[Input records]:
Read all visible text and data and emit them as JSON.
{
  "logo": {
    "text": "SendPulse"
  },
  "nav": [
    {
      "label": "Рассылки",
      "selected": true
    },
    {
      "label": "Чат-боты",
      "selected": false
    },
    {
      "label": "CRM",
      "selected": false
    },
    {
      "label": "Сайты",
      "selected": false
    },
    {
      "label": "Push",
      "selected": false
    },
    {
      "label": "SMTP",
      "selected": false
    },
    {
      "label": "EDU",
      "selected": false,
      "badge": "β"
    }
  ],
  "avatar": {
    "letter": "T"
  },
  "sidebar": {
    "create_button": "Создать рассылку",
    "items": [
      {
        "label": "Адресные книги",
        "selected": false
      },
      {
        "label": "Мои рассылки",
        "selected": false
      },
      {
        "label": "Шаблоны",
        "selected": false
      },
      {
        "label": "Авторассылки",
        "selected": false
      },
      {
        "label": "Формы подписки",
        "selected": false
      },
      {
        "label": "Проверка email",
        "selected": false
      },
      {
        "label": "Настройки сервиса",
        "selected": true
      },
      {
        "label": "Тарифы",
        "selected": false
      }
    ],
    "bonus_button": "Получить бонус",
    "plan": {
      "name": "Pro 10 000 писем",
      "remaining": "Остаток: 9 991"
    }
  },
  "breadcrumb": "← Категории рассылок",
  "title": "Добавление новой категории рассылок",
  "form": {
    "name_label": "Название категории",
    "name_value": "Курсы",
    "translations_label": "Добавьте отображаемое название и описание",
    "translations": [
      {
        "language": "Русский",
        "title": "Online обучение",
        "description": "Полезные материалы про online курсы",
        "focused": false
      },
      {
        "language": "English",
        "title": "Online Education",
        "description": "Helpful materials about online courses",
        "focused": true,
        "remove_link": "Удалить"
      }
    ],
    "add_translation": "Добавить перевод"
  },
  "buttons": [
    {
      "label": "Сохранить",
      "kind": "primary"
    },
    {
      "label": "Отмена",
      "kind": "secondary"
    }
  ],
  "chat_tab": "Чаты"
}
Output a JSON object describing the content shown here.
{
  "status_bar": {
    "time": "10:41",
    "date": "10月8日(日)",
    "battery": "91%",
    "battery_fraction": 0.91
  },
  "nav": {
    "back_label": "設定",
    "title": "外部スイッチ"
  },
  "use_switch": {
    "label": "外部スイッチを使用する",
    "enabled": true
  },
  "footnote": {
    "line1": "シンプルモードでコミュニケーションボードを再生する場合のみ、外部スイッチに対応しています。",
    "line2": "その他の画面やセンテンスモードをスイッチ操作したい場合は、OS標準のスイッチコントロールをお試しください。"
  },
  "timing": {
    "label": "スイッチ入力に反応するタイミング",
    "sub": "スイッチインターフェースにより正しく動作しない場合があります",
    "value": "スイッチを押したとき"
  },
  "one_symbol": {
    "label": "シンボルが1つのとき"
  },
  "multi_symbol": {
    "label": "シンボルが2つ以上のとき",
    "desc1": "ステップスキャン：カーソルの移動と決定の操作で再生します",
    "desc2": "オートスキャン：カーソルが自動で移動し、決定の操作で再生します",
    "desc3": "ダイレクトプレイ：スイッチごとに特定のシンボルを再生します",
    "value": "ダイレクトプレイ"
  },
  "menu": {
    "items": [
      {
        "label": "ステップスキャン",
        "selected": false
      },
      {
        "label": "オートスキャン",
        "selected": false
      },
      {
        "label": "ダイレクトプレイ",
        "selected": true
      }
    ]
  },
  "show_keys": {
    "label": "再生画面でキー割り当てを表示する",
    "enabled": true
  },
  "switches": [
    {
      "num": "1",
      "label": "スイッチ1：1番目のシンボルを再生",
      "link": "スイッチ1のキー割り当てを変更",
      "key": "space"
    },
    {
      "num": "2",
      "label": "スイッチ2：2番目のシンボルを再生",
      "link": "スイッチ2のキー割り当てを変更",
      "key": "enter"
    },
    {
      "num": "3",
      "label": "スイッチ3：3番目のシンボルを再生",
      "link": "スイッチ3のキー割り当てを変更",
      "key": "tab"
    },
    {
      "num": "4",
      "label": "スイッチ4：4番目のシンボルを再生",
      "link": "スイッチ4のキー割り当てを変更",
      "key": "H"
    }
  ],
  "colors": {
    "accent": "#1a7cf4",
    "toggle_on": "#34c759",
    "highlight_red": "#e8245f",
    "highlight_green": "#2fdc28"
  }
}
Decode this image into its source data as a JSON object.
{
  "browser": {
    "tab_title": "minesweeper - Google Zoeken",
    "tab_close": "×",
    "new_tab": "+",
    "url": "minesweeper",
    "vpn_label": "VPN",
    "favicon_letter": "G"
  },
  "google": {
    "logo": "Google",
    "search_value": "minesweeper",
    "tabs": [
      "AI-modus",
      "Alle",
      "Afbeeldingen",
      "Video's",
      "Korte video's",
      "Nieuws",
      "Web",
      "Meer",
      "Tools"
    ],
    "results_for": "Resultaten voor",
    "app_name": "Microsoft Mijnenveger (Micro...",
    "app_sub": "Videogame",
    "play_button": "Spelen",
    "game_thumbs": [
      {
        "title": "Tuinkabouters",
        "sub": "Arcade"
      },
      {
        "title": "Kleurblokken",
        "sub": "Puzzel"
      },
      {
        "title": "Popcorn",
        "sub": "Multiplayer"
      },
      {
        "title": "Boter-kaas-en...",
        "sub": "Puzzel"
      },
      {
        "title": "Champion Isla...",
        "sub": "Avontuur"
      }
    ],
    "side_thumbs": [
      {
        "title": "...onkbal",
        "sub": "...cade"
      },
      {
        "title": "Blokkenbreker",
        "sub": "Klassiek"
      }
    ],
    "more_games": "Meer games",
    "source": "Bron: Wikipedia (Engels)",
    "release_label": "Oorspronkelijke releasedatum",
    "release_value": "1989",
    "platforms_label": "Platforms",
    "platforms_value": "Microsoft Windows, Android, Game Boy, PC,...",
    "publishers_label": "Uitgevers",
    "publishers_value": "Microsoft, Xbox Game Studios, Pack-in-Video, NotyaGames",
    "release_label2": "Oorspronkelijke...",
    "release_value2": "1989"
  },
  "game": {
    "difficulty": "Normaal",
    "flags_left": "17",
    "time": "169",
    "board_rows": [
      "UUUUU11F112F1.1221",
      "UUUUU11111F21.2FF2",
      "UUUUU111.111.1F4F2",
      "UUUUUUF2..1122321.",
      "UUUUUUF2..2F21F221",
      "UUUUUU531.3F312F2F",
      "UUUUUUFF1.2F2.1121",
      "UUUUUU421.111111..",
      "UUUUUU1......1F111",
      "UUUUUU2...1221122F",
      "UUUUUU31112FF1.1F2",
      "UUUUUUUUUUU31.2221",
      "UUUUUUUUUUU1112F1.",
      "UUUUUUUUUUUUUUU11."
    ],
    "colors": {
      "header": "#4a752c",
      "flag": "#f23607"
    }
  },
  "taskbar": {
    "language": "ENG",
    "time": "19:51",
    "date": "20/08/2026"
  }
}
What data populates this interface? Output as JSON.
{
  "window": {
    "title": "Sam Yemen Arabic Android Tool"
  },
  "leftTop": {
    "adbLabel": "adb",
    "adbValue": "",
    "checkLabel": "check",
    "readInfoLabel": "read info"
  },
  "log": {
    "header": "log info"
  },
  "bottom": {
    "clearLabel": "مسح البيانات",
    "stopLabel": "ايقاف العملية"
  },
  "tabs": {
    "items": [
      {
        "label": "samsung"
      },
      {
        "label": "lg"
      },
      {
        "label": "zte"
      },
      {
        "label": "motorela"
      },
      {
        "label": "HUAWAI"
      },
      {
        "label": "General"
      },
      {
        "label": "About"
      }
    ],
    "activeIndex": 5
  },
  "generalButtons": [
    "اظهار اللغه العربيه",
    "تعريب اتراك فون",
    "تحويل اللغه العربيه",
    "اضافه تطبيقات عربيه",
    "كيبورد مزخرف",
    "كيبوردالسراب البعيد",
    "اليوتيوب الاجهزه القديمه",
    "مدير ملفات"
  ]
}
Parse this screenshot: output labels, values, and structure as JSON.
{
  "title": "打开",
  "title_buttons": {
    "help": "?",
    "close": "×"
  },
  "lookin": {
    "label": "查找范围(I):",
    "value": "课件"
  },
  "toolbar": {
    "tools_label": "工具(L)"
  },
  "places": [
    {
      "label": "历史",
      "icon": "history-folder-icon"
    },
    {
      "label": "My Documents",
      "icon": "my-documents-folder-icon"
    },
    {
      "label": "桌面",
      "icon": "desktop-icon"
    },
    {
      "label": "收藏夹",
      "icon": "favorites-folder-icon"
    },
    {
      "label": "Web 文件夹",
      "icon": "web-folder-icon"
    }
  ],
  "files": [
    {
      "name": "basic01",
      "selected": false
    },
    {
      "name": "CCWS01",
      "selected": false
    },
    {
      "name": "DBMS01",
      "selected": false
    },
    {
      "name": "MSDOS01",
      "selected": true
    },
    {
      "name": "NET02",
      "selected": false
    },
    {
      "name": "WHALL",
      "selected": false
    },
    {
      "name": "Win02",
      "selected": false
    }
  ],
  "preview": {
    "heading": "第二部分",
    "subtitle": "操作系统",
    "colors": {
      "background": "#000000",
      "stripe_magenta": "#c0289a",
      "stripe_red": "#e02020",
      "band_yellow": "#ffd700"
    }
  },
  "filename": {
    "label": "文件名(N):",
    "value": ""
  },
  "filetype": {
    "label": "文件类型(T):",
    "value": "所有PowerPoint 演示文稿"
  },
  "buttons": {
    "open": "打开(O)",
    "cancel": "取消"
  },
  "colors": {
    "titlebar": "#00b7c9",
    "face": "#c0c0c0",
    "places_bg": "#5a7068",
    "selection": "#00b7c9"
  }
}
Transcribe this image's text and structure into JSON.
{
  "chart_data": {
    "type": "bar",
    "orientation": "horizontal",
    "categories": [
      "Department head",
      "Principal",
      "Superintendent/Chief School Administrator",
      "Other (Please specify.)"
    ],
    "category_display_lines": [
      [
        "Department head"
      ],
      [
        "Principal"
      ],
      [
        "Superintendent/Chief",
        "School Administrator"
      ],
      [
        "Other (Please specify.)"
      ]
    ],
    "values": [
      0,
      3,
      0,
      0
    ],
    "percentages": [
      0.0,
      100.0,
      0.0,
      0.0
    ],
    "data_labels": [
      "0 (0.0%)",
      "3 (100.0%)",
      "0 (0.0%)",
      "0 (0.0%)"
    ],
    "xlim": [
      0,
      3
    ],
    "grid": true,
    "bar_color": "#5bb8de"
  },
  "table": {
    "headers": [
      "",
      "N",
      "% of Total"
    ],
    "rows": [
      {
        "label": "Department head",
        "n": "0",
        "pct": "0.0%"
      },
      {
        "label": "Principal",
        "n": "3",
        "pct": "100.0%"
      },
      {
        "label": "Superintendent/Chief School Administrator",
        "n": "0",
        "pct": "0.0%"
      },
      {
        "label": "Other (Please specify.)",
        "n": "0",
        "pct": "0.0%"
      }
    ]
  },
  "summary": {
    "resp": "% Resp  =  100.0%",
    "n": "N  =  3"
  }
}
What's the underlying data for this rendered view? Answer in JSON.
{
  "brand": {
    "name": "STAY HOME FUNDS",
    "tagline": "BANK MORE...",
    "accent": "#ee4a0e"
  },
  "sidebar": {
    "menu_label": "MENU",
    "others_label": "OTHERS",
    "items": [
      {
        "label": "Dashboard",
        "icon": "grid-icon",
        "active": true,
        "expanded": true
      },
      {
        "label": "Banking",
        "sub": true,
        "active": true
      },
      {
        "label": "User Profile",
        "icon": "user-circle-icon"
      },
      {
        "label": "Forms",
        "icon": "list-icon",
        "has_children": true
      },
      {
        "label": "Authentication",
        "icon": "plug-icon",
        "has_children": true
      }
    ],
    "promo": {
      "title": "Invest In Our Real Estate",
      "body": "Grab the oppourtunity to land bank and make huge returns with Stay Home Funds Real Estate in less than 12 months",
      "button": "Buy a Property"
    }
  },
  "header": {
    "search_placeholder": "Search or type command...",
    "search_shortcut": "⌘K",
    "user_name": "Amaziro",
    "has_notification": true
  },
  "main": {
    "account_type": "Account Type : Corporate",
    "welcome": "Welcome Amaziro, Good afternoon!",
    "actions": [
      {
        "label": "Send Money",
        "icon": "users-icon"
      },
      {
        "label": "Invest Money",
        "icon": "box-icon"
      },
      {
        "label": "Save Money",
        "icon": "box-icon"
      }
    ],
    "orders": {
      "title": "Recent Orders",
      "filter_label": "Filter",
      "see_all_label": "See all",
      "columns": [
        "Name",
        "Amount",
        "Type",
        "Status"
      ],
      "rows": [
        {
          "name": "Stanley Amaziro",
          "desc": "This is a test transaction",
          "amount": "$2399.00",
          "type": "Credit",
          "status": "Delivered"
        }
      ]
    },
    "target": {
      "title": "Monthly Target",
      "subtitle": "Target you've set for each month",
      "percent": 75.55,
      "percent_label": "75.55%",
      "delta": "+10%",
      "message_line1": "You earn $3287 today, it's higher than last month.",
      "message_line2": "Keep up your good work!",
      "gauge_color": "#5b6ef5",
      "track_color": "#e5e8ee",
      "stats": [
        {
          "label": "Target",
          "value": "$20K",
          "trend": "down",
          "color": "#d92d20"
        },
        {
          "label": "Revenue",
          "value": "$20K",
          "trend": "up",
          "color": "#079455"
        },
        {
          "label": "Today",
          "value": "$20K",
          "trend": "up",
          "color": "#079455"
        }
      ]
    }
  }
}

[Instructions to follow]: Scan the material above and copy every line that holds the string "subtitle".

[Task response]:
    "subtitle": "操作系统",
      "subtitle": "Target you've set for each month",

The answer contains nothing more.